Sunday, July 29, 2012


Whether it is really a scoop or was already known to many people, the so called expose by a whistle blower regarding some of the practices being indulged in by restaurants and fast food chains may yet persuade some consumers to cut down their frequency of eating out side. Recycling old foods is a practice followed by many restaurants due to economic considerations though there are countless others who are scrupulous in rejecting any old foods, not sold within a few hours after its preparation. Of course food spoilage might not be an issue in recycling prepared old foods but flavor and taste can be affected to some extent due to repeated exposure to heat during reformulating and preparing another product from the old one. The advanced refrigeration system and facilities available to day make it possible to keep foods for relatively longer periods without any major deterioration and there fore consumers should not have any worries about safety aspects. Nonetheless if restaurants claim that their preparations are made from fresh ingredients, they must avoid the temptation of recycling old foods which should be donated to the local Food Banks. After all to day's consumer attaches great value to freshness and the faith he reposes on the restaurant for transparency and fair play should not be violated  Here is a gist of the expose which made headline news recently.  

"While the way that Wendy's recycles overcooked hamburgers into the next day's vat of chili may be frugal, Cozmo23's description of it isn't exactly appetizing. (Though the rest of the thread, with riffs on British celebrity chef Gordon Ramsay's possible reaction? Awesome.)  It's not limited to Wendy's, either: Lethal_Lunacy77 reports that the Chick-Fil-A he worked at did something similar with their chicken salad, stripping old chicken patties of their breading before chopping them up and mixing in mayo. And fast-food places aren't the only ones that recycle, apparently. "Being a dishwasher in an Italian eatery, i am instructed to throw garlic bread that looks untouched after being put out on the customers table into a separate bin where they are taken from, then used in meatballs," writes Burkey217. "Years ago my older brother was a busboy at a local well-respected restaurant. He let me know that the uneaten dinner rolls that were brought to each table (in a basket w/ packages of butter) were saved and placed into new baskets to go out to guests later in the evening," Chef_Brokentoe adds". 

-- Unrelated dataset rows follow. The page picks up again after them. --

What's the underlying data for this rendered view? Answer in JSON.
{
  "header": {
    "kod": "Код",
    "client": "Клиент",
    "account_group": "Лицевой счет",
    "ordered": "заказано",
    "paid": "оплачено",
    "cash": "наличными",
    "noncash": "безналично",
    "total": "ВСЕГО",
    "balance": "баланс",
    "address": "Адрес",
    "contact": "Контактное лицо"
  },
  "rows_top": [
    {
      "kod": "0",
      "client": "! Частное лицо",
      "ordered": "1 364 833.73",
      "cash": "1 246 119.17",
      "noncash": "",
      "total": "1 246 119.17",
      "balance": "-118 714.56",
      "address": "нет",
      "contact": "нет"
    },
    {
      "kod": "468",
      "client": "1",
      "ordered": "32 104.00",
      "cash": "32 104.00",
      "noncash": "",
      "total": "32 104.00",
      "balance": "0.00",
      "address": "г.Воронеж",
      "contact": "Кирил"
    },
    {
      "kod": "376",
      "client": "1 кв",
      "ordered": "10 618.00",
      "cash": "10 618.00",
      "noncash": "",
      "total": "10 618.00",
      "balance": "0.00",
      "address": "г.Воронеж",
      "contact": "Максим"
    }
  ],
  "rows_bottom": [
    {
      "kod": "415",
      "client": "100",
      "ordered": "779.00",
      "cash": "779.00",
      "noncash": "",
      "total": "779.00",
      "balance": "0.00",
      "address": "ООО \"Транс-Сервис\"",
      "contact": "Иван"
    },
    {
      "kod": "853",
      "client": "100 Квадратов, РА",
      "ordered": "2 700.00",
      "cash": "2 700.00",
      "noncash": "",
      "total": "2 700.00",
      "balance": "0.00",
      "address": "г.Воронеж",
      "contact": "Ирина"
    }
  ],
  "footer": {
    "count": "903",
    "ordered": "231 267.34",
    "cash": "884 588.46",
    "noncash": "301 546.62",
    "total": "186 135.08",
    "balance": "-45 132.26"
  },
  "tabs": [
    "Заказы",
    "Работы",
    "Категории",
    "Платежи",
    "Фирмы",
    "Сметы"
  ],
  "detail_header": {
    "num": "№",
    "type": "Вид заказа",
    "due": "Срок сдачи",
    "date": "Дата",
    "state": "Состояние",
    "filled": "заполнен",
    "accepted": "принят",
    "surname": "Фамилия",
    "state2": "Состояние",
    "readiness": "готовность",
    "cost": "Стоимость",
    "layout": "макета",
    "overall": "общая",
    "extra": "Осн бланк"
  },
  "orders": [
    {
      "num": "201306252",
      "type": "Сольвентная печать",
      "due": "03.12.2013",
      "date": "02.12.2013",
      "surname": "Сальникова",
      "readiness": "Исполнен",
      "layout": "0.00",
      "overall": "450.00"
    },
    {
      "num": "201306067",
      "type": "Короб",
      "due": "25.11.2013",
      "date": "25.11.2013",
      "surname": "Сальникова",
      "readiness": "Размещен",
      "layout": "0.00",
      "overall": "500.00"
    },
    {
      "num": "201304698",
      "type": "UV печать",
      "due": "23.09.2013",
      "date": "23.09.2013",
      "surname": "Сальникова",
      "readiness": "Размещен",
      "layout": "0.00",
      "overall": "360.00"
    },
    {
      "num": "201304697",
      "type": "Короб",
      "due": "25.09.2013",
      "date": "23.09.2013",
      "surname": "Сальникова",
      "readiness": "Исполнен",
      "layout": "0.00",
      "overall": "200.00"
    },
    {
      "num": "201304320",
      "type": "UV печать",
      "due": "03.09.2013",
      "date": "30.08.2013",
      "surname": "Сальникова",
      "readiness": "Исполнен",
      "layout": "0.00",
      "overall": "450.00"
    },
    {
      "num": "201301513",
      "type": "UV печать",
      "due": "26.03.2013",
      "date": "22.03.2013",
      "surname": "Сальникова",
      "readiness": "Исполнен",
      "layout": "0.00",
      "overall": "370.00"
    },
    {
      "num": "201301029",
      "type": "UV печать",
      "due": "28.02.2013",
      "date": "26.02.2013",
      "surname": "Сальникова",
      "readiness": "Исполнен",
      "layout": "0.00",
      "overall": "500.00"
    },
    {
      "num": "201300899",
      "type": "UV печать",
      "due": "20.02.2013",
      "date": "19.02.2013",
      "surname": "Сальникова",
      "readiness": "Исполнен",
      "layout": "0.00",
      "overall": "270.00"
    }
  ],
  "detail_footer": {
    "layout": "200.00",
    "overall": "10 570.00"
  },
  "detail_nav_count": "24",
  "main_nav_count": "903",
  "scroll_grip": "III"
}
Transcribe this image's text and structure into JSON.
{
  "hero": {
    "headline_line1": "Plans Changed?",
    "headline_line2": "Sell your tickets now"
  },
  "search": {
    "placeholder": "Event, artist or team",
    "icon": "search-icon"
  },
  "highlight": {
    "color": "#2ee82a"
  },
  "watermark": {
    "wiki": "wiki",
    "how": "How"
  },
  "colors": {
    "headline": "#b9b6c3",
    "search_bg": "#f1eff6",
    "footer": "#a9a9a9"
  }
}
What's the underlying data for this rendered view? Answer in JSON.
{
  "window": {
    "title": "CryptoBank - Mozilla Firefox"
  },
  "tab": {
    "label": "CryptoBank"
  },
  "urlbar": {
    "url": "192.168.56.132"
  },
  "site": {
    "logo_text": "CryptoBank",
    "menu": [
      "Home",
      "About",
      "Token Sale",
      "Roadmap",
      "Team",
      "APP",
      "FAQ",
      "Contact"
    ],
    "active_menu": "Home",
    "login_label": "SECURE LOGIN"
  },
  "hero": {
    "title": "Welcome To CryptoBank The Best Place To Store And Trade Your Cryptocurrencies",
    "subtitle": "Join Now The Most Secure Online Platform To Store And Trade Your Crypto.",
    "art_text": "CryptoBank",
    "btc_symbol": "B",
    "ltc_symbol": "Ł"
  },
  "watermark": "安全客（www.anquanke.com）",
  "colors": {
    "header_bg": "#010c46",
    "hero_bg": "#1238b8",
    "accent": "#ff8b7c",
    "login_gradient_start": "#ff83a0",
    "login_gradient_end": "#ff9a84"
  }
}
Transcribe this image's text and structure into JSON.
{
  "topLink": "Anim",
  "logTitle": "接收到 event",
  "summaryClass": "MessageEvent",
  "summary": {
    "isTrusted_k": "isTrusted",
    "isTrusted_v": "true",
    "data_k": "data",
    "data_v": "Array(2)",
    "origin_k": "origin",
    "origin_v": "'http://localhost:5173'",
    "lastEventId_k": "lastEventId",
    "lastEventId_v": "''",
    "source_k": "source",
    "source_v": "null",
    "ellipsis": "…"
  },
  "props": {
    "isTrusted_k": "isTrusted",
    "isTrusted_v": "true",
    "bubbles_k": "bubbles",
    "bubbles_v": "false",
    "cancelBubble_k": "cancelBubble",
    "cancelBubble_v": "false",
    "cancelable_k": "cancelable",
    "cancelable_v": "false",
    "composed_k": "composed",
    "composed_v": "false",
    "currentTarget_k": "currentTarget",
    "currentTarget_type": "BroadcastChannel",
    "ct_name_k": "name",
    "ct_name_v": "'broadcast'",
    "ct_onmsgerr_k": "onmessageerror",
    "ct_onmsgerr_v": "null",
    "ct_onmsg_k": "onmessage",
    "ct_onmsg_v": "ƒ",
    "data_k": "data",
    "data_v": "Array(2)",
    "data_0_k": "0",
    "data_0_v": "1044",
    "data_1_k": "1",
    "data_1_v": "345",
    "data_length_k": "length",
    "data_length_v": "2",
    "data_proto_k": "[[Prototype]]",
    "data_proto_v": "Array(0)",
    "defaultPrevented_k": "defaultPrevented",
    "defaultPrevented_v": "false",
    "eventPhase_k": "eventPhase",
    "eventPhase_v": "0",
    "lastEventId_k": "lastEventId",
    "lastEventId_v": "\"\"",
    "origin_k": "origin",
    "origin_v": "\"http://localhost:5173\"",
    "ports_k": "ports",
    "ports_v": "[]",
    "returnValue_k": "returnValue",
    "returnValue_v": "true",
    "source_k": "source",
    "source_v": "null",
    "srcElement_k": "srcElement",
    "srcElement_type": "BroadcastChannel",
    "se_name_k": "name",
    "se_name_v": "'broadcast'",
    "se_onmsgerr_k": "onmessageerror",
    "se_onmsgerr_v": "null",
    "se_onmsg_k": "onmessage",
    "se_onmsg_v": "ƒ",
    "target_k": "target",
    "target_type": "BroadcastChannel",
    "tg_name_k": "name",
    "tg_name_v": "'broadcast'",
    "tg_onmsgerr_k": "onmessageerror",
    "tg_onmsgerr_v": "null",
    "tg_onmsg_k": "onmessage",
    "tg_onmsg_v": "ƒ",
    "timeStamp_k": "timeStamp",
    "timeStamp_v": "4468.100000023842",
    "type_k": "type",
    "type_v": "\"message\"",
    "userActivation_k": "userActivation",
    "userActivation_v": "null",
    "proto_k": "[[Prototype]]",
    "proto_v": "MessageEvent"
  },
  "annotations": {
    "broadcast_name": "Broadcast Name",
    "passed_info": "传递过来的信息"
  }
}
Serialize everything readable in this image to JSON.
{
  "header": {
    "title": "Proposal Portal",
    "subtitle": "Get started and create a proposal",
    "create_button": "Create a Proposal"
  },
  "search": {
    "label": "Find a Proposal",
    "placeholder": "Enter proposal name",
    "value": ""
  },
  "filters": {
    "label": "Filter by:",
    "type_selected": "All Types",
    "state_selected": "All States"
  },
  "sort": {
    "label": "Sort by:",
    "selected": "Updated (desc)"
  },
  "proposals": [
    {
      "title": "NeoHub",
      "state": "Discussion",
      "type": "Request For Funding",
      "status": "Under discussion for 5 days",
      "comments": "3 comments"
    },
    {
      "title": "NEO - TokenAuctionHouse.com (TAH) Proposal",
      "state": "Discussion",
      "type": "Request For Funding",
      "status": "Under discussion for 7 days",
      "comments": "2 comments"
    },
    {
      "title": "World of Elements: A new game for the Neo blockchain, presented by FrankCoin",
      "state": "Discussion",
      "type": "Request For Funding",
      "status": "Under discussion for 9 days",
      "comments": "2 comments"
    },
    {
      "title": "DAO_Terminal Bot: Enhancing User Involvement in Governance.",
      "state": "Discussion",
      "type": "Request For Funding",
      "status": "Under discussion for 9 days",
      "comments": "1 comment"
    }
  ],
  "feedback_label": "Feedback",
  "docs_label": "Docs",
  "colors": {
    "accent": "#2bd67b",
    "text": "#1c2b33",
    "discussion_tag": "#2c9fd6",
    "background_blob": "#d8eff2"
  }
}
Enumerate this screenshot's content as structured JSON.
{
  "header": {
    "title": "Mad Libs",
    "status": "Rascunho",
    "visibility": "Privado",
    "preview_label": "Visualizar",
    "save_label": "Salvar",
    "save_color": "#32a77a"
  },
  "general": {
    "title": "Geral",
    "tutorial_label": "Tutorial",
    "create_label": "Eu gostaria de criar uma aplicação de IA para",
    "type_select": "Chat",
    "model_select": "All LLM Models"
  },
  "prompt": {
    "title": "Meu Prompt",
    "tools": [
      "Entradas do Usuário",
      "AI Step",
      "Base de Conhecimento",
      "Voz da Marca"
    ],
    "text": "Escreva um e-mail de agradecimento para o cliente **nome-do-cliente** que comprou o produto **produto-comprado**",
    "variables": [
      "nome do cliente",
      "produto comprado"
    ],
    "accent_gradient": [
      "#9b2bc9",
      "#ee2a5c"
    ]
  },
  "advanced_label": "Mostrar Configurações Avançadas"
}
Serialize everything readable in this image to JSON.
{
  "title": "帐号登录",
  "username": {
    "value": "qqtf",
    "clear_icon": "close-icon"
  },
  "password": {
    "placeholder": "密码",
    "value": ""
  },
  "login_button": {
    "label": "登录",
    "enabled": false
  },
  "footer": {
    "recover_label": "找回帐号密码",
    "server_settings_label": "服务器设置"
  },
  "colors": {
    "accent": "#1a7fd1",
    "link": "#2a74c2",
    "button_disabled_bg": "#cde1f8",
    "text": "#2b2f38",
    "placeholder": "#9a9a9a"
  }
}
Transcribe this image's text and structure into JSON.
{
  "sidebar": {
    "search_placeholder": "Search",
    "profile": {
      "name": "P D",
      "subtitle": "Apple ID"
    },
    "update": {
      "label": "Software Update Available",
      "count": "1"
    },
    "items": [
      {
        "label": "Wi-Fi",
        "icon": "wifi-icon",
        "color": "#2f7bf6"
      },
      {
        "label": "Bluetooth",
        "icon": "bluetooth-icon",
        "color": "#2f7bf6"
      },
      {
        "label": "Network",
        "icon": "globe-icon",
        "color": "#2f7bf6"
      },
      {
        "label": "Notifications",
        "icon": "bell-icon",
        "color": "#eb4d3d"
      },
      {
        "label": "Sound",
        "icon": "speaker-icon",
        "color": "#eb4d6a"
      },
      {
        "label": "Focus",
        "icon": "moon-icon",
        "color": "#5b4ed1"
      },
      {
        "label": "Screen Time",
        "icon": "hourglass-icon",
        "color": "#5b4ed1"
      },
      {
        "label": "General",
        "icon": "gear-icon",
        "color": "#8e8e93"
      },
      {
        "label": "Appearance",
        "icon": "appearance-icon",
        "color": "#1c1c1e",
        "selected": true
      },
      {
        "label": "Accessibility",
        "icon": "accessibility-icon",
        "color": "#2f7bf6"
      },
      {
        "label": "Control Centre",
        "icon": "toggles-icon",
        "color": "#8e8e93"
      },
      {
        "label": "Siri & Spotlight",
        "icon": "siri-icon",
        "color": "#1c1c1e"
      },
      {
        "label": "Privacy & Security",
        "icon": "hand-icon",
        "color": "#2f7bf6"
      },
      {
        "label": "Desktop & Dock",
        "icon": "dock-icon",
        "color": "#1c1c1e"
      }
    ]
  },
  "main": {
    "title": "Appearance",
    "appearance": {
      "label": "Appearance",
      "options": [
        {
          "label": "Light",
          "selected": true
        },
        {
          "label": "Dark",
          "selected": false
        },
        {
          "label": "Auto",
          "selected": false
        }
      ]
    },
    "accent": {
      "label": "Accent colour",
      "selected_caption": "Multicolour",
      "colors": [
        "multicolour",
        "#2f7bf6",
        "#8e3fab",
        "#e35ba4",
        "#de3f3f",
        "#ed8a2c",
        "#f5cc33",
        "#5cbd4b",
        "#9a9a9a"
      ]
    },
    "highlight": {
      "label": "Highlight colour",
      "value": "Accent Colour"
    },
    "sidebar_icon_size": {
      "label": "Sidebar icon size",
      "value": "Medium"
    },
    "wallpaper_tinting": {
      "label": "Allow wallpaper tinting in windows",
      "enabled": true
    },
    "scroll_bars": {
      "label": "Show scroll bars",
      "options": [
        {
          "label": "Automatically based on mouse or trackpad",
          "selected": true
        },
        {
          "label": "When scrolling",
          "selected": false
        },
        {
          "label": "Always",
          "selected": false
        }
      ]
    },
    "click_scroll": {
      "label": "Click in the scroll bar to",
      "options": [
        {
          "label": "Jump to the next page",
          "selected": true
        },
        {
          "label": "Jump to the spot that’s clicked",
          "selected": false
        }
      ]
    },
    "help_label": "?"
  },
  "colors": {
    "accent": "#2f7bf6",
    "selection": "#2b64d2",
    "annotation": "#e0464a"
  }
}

In India where there are millions of small restaurants, operating on a limited budget, recycling is a big temptation too good to be resisted. Since almost all foods are heated to high temperatures before consumption, here again danger from microbiological hazards, per se, is very remote. However there is one area of danger in foods offered in Indian restaurants which involves the quality of cooking oil used for preparing fried and roasted products. Deterioration of cooking oil when exposed to temperatures as high as 180-200C is an established fact and some of the artifacts generated during prolonged exposure to heat can pose health risks with serious short term and long term health consequences. Scientific advise that heated oil should not be reused is not taken seriously and no restaurant seems to be willing to discard the frying oil after a couple of use considering the high prevailing prices for edible oils in the market. Fortunately the predominant cooking medium happens to be Palm oil and Palmolein, both relatively stable fats compared to others. Why the recycling may not become a controversial issue is due to the market reality that restaurants indulging in such practices, offering foods with reduced quality due to recycling, will be in danger of being elbowed out of the market place over a period of time.


No comments: